WASHINGTON -- When Barack Obama went to Cairo in June 2009, he was lauded for seeking "a new beginning between the United States and Muslims around the world." His speech was spiked with apologies for what he believes are past American errors and omissions and peppered with Utopian calls for "peace in the Middle East," a "world in which no nations hold nuclear weapons" and upholding "the richness of religious diversity." The president also boldly proclaimed himself to be "a student of history." But two years on, it appears he has not learned some of history's lessons very well.

Obama must have missed the lesson "What To Say and When" in Presidency 101. Harry Truman missed it, too. In January 1950, with Mao Zedong and the communists triumphant in China, Secretary of State Dean Acheson pointedly omitted the Republic of Korea from the Truman administration's Asian "defensive perimeter." They were listening in Pyongyang and Beijing. Six months later, the Korean People's Army assaulted across the 38th parallel and plunged the world into the Korean War -- at the cost of more than 36,000 American lives.

In October 1956, in the midst of Hungarian protests against Soviet occupation troops, President Dwight Eisenhower erred by allowing his administration to say too much.
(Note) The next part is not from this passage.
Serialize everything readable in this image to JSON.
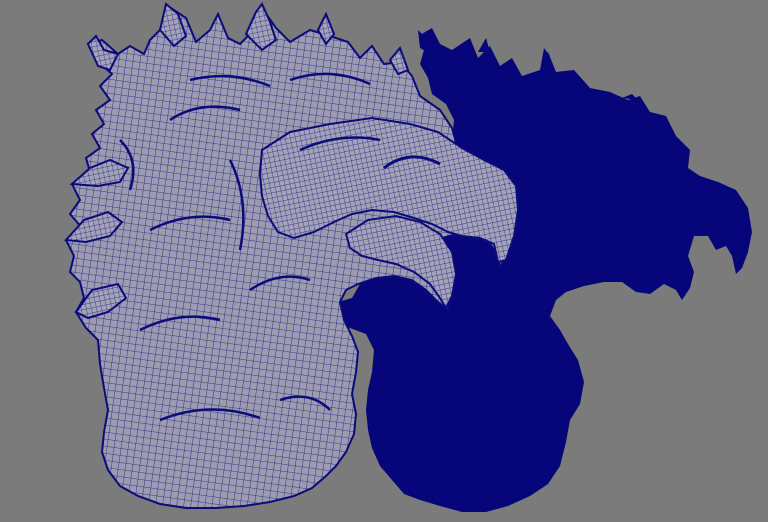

He raised popular hopes by having his secretary of state, John Foster Dulles, bring the matter before the United Nations Security Council. When the U.S. government's Radio Free Europe broadcast appeals for the Hungarian people to join the resistance and fight for liberation, they did. Soviet dictator Nikita Khrushchev responded with 17 Soviet armored, mechanized and infantry divisions to crush the rebellion. Nearly 3,000 were killed.

Jimmy Carter's presidency was a cascade of national security catastrophes precipitated by saying too much at the wrong time. On New Year's Eve going into 1978, he toasted the Shah of Iran at a state dinner in Tehran as "an island of stability." By August, the president was demanding "immediate, free and fair elections in Iran." On Jan. 16, 1979, the shah fled to Egypt, and two weeks later, Carter's ambassador in Tehran described Ayatollah Ruhollah Khomeini as a "Gandhi-like figure." Days later, after the ayatollah was declared "supreme ruler," a Carter administration spokesman described the "holy man" to be a person of "impeccable integrity." On Nov. 4, Iranian "students," supported by Khomeini's 5-month-old Iranian Revolutionary Guard Corps, sacked the U.S. Embassy and took 56 American citizens hostage. They were held for 444 days. We still are living with the consequences.

Oliver North

Oliver North is a nationally syndicated columnist, the host of War Stories on the Fox News Channel, the author of the new novel Heroes Proved and the co-founder of Freedom Alliance, an organization that provides college scholarships to the children of U.S. military personnel killed or permanently disabled in the line of duty. Join Oliver North in Israel by going to www.olivernorthisrael.com.